_SOURCE RECORDS_.

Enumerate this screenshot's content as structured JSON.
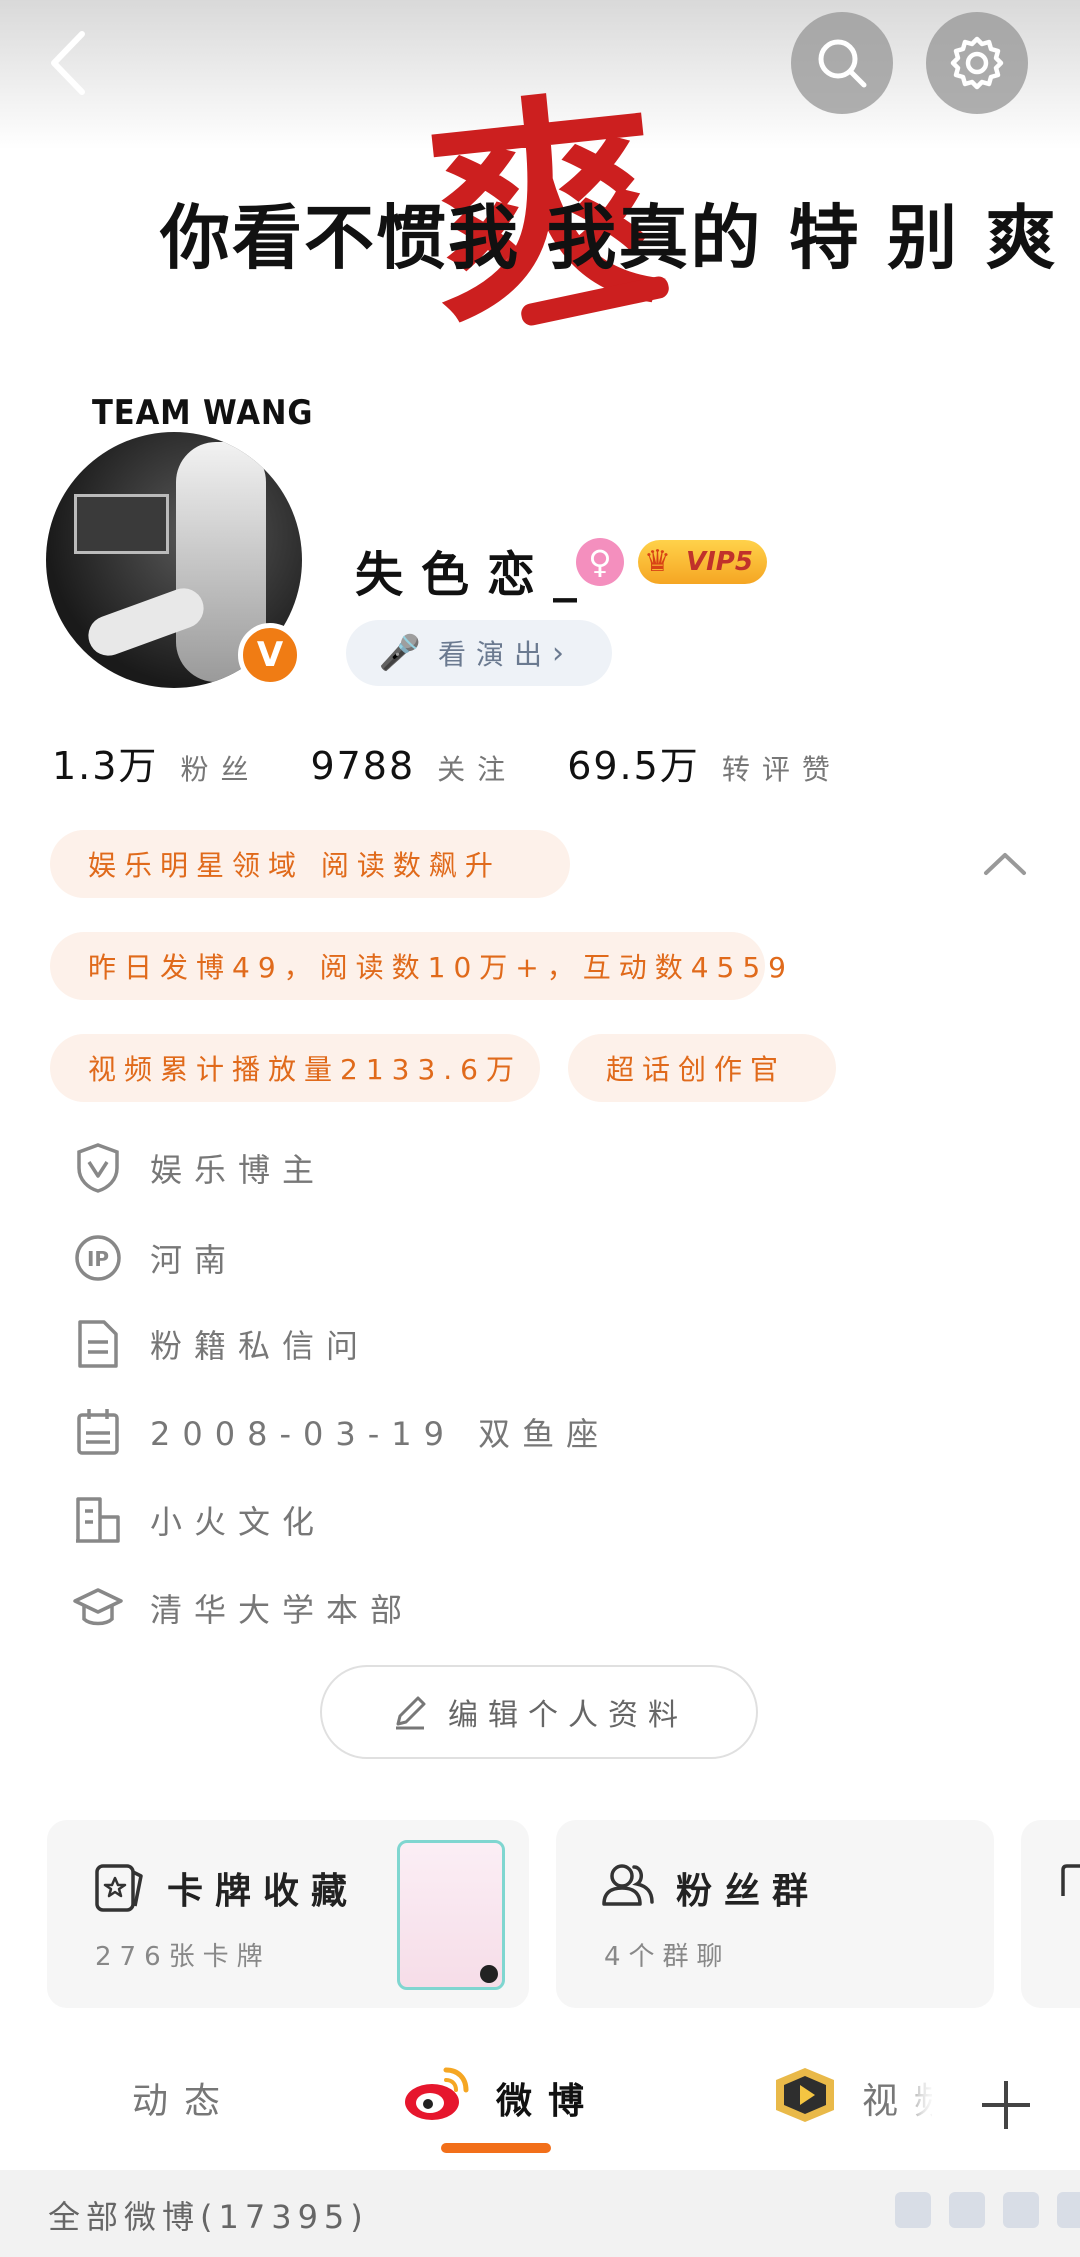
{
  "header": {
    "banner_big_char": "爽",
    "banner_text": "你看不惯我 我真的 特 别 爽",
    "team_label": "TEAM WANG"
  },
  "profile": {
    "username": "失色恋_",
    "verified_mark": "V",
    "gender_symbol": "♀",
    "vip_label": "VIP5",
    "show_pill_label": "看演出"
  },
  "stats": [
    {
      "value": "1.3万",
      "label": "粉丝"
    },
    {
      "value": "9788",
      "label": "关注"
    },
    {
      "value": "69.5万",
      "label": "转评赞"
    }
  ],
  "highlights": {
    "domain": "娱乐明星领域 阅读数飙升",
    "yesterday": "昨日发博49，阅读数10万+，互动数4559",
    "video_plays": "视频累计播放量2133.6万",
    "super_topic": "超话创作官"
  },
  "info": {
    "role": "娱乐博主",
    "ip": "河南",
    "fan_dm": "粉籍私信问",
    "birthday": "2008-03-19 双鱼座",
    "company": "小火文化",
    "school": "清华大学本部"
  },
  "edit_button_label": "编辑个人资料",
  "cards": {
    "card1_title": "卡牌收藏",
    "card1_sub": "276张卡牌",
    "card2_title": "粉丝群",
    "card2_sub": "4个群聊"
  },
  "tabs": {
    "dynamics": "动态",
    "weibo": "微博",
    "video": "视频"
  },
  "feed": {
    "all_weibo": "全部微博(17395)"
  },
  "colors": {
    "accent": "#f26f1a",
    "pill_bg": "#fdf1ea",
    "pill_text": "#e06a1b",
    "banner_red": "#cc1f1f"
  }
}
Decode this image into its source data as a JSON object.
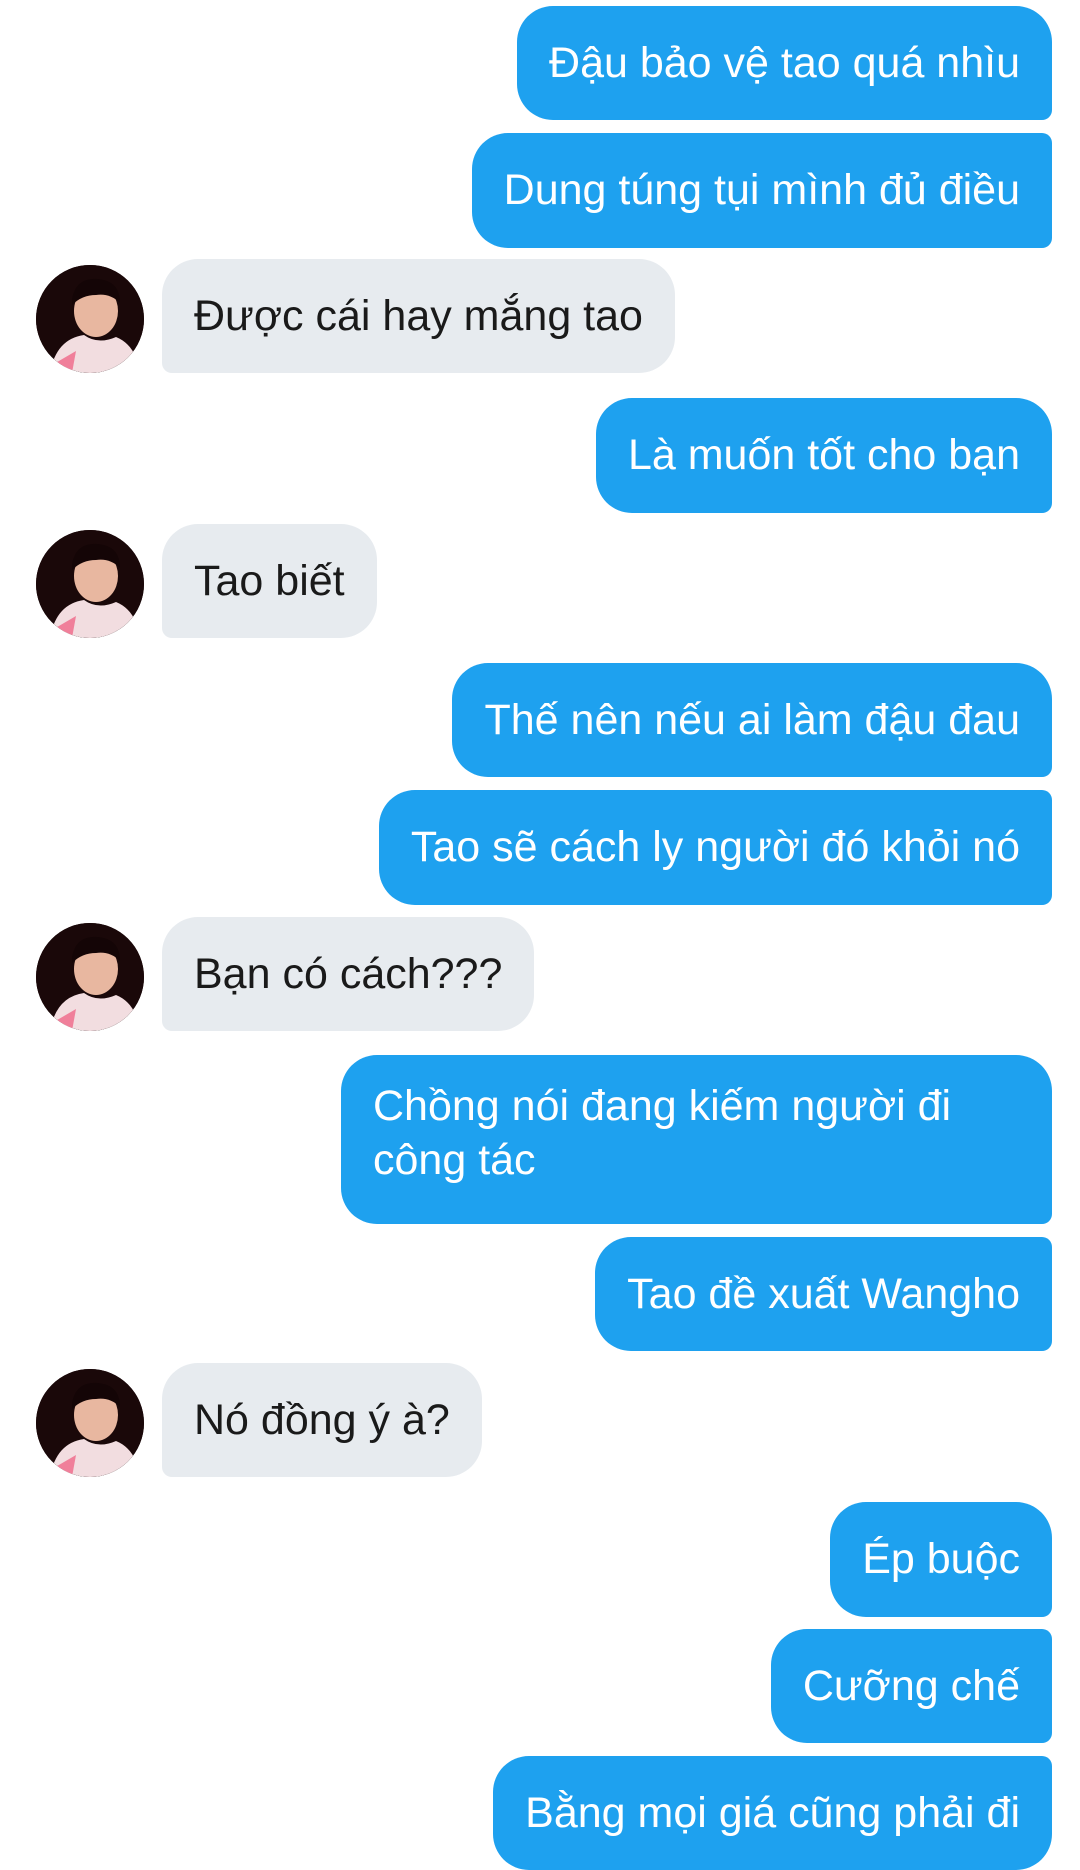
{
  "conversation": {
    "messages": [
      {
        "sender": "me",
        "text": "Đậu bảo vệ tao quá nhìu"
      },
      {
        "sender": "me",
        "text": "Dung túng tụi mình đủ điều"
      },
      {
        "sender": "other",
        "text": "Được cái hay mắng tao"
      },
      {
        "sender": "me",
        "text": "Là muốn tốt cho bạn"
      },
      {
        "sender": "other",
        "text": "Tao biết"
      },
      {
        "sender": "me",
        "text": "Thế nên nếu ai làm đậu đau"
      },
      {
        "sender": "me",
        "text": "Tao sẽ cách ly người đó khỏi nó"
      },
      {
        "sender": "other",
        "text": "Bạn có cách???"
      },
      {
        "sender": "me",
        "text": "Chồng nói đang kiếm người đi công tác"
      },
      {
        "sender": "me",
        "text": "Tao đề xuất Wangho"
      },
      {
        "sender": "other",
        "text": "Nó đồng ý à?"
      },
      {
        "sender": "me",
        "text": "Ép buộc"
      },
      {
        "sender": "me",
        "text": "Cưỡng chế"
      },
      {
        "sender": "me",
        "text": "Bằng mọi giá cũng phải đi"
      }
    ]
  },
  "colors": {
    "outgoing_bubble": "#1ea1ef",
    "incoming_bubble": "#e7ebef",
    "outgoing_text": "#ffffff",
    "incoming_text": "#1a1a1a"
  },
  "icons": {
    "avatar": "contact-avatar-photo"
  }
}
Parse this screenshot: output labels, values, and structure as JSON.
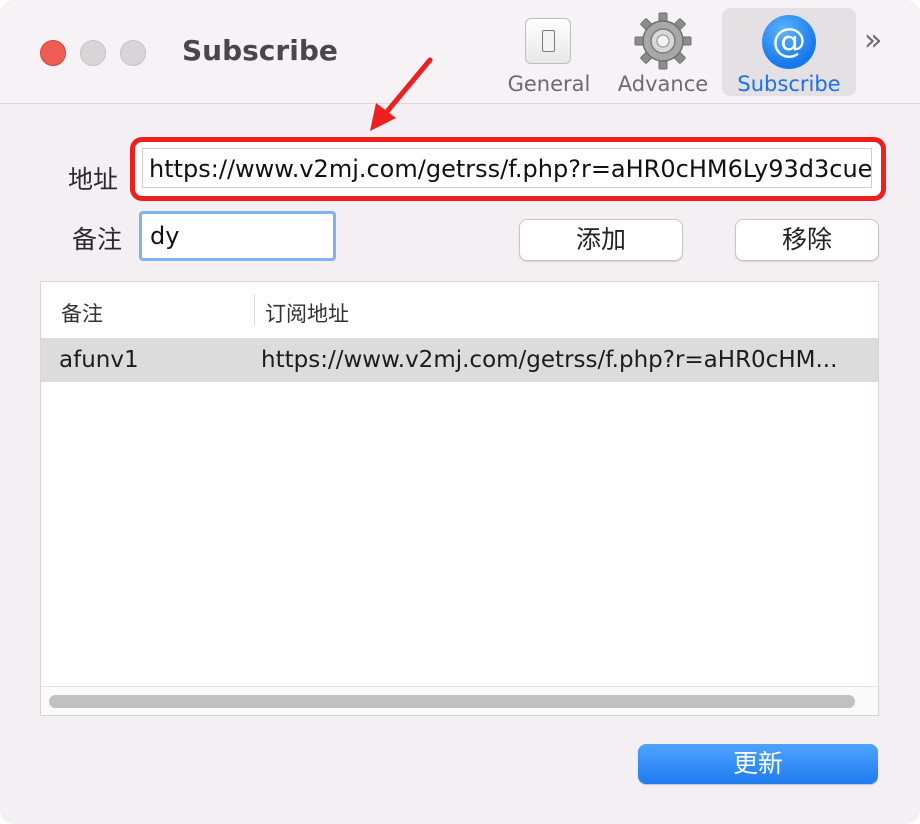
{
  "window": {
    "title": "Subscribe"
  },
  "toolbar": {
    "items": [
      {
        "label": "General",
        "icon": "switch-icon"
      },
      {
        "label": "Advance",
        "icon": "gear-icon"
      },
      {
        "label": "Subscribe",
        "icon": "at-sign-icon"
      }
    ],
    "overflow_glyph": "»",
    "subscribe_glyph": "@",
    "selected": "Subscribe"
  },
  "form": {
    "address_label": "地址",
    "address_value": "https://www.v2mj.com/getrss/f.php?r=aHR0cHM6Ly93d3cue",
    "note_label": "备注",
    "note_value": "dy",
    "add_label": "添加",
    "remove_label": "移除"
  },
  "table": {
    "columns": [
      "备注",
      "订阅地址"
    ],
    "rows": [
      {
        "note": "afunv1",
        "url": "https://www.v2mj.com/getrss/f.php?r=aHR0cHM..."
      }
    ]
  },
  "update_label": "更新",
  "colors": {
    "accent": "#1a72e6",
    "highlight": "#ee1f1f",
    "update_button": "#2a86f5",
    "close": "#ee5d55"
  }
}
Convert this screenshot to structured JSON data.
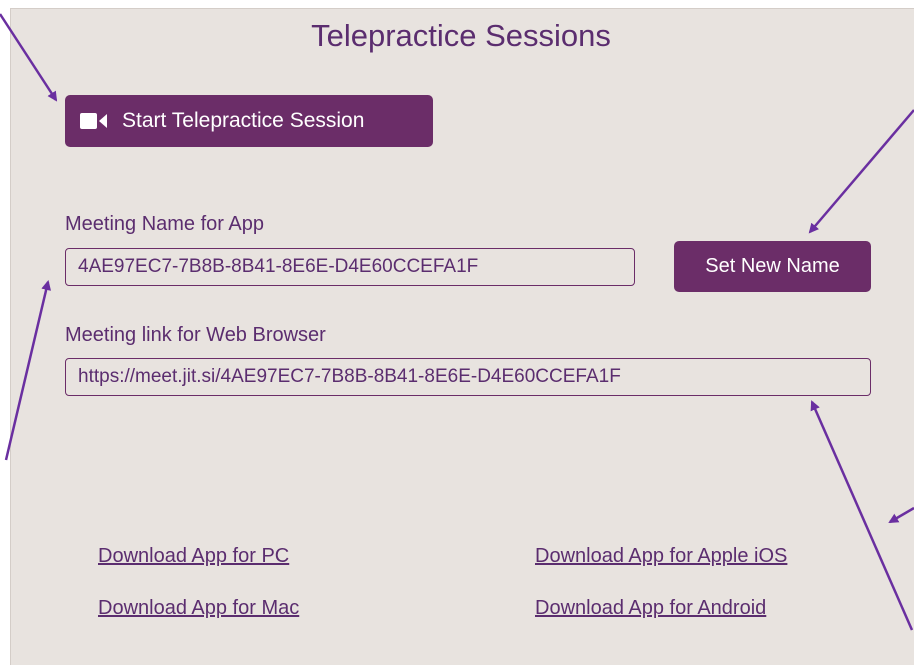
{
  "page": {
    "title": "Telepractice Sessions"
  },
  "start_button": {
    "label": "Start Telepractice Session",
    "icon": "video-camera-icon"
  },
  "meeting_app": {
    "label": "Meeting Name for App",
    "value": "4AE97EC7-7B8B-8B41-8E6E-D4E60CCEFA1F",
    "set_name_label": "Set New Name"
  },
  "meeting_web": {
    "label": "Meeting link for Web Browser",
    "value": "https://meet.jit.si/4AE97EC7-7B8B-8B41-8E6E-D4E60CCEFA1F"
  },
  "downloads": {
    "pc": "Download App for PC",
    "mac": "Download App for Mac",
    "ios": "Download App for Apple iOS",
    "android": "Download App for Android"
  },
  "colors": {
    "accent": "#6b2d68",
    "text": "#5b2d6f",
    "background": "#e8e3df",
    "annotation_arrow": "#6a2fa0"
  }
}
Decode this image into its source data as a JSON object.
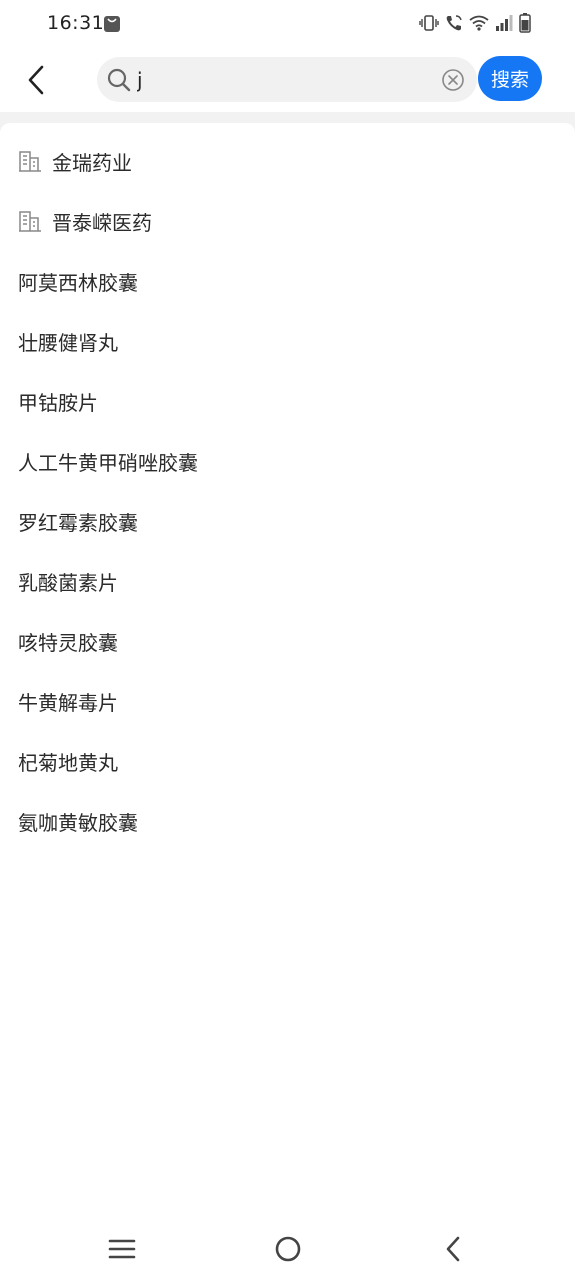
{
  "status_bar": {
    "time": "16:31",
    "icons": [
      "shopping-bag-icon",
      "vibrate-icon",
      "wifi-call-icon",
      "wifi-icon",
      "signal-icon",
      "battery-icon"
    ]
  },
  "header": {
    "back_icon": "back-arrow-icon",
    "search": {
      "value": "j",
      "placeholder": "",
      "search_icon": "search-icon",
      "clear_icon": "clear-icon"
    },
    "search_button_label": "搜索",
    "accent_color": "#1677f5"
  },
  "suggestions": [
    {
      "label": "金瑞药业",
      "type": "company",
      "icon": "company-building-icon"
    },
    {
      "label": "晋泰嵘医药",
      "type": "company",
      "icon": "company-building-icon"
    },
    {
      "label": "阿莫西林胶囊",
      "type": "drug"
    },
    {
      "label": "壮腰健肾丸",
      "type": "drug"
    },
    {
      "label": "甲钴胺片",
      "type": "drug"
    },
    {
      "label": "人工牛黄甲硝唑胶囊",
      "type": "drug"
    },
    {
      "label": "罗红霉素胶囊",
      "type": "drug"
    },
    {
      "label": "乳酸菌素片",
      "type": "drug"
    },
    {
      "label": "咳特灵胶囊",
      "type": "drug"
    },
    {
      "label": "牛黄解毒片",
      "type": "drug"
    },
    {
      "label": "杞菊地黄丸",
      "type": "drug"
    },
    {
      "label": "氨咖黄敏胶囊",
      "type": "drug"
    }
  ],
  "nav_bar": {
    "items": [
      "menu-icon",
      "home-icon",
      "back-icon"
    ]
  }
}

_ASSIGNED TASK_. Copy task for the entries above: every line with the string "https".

_EXERCISE RESPONSE_.
    "address_value": "https://www.v2mj.com/getrss/f.php?r=aHR0cHM6Ly93d3cue",
        "url": "https://www.v2mj.com/getrss/f.php?r=aHR0cHM..."
    "value": "https://meet.jit.si/4AE97EC7-7B8B-8B41-8E6E-D4E60CCEFA1F"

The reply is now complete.